Posted: 27-Feb-2019 by PanAm Games 2019

In July, Australia will send its largest-ever contingent to the Maccabi Pan-American Games in a journey that marks 20 years since the nation started properly participating in the global competition.

Prior to the 1999 edition of the Games, Australia had only ever sent one or two individuals to compete, but a range of reasons prompted the green and gold to begin a greater involvement in the event that has been known to reach 3000 participants.

If there’s anyone who truly understands the journey our athletes will go on as they take to Mexico City, it's Harry Procel. The veteran administrator and masters golfer will attend his fifth Pan-American Games this year and is utilising his expertise as a consultant.

Harry Procel will be attending his 5th PanAm Games this year

Procel has extensive experience with Maccabi on a world-scale and has headed up a number of international delegations to a variety of events. He recalls the events that led to Australia increasing their participation in the Games.

“The history is, you have a Maccabiah every four years in the year after the Olympics and then you have two other major Maccabi events,” Procel told

“What happens is in between the Maccabiah there are usually two other games being the European Maccabi Games and the Pan-American Games. So what’s happened over the years, and this is prior to 1999, Australia had usually one or two people going along as individuals because of our involvement at Maccabi World Union and because people like to invite Australia to most games.

 “From 1999, we were always invited, but Australia decided to send teams in a more major way. Part of the reason was the bridge tragedy that happened in Israel, we were looking for somewhere else to be involved. Louis Platus took a team of about 50 to the 1999 American Games and that was in Mexico City.

1999: 50 
2003: 100
2007: 70
2011: 40
2015: 6
2019: 130+

“Part of that was senior carnival was on as well, the last one was 2003. When we had our own annual event there was less of a need to do other activities like the Euro Games and the PanAms because we had our own event every year. But unfortunately, as they waned we needed other activities to keep our athletes going, besides normal club competition, to get involved with.”

Procel helmed the Aussie delegation in 2003 and has been to every iteration since, as the team continued to grow. Last time out, he had the distinct honour of carrying the flag into the opening ceremony over in Santiago, Chile.

With extensive experience across the Maccabi international landscape, Procel is better placed than most to assess the significance of these games.
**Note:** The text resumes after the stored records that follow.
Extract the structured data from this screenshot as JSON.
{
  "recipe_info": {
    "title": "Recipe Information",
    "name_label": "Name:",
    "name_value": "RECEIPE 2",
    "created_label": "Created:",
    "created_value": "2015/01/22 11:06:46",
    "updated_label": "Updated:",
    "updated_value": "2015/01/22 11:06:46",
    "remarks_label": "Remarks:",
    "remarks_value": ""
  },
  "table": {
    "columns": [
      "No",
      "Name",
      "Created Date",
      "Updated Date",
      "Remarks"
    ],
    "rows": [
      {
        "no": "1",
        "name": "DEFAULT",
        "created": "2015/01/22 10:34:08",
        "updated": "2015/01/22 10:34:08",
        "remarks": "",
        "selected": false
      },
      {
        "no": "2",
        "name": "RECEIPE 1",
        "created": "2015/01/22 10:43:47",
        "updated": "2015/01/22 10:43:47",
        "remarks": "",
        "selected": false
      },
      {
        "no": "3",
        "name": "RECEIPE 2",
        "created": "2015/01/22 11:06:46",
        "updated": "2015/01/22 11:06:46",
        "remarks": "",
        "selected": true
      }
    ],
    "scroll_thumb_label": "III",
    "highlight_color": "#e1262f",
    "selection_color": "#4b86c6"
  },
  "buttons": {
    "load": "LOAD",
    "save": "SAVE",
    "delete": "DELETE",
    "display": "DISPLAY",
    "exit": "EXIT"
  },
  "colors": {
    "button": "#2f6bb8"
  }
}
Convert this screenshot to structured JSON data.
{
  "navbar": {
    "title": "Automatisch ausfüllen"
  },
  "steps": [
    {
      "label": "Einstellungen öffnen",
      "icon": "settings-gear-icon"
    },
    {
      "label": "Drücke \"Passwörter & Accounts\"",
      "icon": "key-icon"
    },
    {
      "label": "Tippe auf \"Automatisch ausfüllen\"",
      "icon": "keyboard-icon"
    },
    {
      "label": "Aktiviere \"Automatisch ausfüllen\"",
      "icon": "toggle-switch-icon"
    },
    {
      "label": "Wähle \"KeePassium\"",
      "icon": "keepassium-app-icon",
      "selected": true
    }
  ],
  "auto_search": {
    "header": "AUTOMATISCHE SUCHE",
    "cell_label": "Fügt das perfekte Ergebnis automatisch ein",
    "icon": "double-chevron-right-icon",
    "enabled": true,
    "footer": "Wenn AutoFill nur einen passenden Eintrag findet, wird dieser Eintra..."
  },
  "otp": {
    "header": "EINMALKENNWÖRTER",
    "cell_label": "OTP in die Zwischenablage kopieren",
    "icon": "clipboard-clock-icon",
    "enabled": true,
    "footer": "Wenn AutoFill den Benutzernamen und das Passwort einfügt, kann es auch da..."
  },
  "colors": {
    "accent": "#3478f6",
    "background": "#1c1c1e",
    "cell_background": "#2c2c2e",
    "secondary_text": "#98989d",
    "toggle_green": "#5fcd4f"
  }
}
And he believes this experience is a key waypoint towards a strong performance at the next Maccabiah in 2021.

“This is a major building block like it was in 2005, this is a big building block for Sam Gamsu, Giselle Berlinski and Maccabi Australia for 2021,” he said.

“You’ll be taking juniors again which is hopefully going to be successful and its very much developmental towards Maccabiah. And gives some athletes the opportunity who wouldn’t go to Israel, and athletes who are developmental towards Maccabiah some other international experience.”
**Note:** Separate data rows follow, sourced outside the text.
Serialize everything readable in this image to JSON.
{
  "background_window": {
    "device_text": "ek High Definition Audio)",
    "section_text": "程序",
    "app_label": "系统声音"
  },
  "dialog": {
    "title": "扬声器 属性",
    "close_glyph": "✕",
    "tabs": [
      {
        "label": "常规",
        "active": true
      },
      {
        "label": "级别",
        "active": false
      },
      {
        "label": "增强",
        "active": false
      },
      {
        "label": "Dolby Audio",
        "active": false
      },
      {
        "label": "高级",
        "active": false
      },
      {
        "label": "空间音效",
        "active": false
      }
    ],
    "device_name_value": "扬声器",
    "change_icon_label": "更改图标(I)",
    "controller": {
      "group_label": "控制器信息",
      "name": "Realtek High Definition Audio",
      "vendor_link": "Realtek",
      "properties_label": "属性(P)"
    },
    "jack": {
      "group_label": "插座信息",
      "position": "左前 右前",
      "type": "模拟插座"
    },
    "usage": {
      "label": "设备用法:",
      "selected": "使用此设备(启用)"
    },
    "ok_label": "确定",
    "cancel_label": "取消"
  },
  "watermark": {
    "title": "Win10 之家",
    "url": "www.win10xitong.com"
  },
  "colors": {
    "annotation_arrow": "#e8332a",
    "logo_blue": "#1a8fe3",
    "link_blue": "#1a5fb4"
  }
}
Volleyball at the 2011 PanAm Games

The Pan-American Games provides a more tight-knit team atmosphere for our Aussie athletes, who get the opportunity to be housed in one location and to get out and support their compatriots in competition.

But according to Procel, one of the main highlights of the experience is the chance to compete in Mexico’s state-of-the-art community centre which is hailed as world-leading.
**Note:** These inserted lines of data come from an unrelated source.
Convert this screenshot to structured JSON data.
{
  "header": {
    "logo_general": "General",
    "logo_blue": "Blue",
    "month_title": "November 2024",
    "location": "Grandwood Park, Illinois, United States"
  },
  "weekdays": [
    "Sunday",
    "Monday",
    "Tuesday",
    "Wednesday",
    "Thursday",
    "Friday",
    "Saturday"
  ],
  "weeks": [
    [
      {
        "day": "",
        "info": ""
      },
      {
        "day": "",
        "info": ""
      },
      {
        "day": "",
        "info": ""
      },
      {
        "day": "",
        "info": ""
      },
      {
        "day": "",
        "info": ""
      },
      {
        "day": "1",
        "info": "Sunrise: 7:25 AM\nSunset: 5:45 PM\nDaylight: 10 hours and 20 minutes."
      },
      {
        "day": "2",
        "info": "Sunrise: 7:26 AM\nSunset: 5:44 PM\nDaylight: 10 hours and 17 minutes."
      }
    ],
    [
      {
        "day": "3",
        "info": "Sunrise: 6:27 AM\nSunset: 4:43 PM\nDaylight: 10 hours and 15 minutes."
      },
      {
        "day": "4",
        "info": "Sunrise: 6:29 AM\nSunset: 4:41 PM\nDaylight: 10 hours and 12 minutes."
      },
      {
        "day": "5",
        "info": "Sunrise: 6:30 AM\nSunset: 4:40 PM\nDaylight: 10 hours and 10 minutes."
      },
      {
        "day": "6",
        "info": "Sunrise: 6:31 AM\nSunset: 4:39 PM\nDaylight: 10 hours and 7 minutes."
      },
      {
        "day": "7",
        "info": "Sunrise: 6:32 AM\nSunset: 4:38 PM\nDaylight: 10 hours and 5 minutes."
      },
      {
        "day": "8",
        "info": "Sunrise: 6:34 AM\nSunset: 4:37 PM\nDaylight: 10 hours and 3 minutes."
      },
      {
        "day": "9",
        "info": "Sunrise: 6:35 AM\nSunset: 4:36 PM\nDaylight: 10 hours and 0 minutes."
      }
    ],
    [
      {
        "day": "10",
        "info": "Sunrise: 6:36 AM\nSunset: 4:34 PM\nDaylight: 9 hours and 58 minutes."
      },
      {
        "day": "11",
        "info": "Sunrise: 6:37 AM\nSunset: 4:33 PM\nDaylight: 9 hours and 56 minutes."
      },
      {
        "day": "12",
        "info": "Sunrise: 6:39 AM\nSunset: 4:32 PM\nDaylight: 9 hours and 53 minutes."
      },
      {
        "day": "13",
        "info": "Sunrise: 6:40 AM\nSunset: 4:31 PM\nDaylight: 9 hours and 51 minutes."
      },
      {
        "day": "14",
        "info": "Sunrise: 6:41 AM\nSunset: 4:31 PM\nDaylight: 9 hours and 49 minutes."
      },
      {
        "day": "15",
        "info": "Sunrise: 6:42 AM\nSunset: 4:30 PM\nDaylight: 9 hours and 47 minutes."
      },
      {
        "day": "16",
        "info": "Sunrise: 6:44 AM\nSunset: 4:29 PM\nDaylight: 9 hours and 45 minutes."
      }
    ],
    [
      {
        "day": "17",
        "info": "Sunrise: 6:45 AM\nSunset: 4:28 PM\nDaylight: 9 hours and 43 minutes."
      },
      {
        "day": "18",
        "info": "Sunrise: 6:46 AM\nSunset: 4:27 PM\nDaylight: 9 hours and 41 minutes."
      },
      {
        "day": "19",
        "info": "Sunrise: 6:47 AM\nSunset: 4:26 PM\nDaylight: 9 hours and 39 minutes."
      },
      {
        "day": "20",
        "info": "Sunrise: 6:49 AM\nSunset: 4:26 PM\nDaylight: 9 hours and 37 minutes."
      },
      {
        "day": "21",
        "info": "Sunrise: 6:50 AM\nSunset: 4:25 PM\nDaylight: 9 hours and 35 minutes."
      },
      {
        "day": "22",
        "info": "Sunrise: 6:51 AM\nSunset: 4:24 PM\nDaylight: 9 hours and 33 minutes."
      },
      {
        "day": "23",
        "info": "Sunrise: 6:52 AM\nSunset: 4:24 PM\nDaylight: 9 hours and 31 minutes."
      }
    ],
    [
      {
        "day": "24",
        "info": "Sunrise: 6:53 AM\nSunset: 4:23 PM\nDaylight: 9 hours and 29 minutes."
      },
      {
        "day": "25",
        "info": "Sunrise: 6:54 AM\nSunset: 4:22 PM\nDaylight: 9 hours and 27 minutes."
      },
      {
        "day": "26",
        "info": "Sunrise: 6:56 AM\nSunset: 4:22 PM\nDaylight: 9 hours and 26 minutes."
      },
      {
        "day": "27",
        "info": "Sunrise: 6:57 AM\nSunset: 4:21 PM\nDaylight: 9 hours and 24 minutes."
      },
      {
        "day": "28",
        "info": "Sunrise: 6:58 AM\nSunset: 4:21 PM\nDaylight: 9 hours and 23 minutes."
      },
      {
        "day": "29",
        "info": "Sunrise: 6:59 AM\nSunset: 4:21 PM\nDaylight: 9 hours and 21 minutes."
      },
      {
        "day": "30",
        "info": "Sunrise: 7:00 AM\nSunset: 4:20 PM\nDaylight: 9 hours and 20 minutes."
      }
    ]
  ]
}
“I’ve seen through my involvement in Europe and in the States and other major communal centres in South America, this one in Mexico is by far the best in the world,” he said.

“It’s amazing, it’s unbelievable. You’ll find the Mexico community is very close, quite similar to the Melbourne community in many ways, very tight. When they have an opening ceremony the majority of the community gets behind it, you can get 15 or 20,000 people to an opening ceremony of 40 or 45000.”

Harry Procel will attend his fifth Pan-American Games in Mexico as a masters golfer as the largest ever Australian delegation compete.